We are having the same conversations again and again, since before the civil rights era, and perhaps we should be constantly having these conversations under changing titles and modern themes. In Covenant with Black America, there was mention of often overlooked Black labor and civil rights A. Philip Randolph who came before Paul Robeson, and MLK, and JFK, and LBJ… he had unique access to the White House. The book tells the story of after dinner cigars on September 27, 1940, when Randolph was invited to the kings quarters. I’m talking about non other than the record holder WWII strategist, 4 term elected President Franklin D Roosevelt. At FDR’s request, Randolph talked about the dire conditions of Black people at the time and an agenda for governmental intervention. As it goes in the book…
Roosevelt, after fully acknowledging the validity and merit of Randolph’s arguments and the merits of his substantive proposals, challenged the well-known activist with the following words: “Now, go out and make me do it.”

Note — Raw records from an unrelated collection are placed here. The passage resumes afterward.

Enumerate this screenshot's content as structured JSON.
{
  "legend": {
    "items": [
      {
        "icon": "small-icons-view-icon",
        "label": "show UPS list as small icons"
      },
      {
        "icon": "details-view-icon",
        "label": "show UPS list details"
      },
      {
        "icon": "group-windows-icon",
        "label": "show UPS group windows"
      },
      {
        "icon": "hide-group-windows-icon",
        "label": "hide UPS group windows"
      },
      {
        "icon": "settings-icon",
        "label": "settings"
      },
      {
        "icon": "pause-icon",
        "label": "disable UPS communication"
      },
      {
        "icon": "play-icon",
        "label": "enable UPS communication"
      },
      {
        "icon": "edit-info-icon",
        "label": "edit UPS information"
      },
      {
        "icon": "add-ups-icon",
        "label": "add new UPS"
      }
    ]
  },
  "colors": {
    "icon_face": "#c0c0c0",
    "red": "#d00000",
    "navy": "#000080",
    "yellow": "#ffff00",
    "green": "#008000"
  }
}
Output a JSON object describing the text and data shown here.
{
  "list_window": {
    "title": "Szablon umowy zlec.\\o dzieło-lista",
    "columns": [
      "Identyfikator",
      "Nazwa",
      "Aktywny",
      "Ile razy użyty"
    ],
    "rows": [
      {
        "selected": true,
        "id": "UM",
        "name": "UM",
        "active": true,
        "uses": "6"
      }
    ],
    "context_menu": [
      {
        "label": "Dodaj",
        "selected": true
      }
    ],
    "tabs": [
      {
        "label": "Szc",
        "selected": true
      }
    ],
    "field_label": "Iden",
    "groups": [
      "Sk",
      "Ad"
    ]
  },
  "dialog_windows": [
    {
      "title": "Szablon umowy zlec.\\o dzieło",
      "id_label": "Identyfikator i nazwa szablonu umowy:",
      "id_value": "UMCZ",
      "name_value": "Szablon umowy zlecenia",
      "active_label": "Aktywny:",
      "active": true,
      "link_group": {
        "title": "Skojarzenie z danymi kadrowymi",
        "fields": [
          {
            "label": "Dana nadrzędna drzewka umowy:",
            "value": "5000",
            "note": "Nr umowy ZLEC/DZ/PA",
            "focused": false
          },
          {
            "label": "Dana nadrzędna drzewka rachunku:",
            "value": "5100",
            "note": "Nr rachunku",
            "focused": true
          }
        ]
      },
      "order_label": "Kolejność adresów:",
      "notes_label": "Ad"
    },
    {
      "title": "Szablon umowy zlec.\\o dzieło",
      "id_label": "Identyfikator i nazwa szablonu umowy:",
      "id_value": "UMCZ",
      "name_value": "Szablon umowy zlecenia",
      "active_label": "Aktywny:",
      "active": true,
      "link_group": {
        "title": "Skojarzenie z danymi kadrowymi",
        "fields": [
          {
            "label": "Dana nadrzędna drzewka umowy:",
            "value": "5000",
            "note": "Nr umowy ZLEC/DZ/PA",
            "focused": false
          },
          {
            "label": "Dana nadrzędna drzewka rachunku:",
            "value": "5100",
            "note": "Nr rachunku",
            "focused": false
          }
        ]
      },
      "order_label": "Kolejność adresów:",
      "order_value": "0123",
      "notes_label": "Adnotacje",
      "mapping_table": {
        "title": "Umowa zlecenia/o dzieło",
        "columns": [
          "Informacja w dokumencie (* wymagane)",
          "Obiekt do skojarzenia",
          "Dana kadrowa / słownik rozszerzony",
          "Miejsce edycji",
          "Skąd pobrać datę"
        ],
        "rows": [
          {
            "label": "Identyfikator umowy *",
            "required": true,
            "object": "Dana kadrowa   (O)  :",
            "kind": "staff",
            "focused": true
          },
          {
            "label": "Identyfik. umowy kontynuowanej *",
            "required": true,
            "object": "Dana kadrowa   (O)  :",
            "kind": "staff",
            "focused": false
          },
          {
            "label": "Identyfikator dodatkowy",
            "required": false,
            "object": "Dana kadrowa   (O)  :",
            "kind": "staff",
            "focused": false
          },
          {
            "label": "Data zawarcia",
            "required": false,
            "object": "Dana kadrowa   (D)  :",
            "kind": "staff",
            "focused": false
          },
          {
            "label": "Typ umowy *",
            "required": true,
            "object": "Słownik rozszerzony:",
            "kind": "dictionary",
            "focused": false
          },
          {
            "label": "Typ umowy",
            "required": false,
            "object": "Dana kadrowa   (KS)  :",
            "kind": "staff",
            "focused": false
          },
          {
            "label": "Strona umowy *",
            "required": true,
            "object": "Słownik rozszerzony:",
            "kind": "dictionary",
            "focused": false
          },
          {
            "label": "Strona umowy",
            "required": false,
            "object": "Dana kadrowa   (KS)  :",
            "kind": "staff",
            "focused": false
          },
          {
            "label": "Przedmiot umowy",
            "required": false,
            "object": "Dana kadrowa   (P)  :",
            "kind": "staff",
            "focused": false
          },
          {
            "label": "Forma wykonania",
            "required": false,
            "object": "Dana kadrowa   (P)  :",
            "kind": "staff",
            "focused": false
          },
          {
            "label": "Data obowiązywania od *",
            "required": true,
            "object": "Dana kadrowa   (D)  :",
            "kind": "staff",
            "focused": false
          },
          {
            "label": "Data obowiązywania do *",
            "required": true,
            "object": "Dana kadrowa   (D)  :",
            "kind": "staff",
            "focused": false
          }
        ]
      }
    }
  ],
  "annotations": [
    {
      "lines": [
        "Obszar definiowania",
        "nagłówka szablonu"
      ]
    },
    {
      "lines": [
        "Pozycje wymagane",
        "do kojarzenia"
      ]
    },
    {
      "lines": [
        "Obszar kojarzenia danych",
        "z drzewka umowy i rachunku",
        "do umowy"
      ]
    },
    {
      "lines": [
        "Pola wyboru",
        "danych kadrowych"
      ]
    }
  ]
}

Fast forward to the 2010’s: The extreme visibility from technology has outraged a generation with violent truths of Black deaths at high rates from terrorists and government officials. Different than our safe spaces where emotions are explored and strategy is built, when in the face of Power you must educate it and participate in the political process. I’m so proud of the way that the Boston leadership participated so far, but disappointed by the general comments and fall-out of the video from onlookers on social media. In this social media grass roots era of soundbites, leadership is still important. Many wont understand the stunt of BlackLivesMatter challenging progressive candidates. Event the mainstream news pundits are politicizing a topic that resides more in sociology and economics to ask invalid questions like “why challenge Democrats over Republicans“. It’s an ignorant interpretation of the strategy. Wise: Hillary as the powerful representative of so many Americans (of all cultural backgrounds including Blacks) could only afford to talk about political action, regardless of how she lobbied in the 1990s. This movement must make policy recommendations at the municipal, state, and national level to empower minorities to have immediate influence and equity.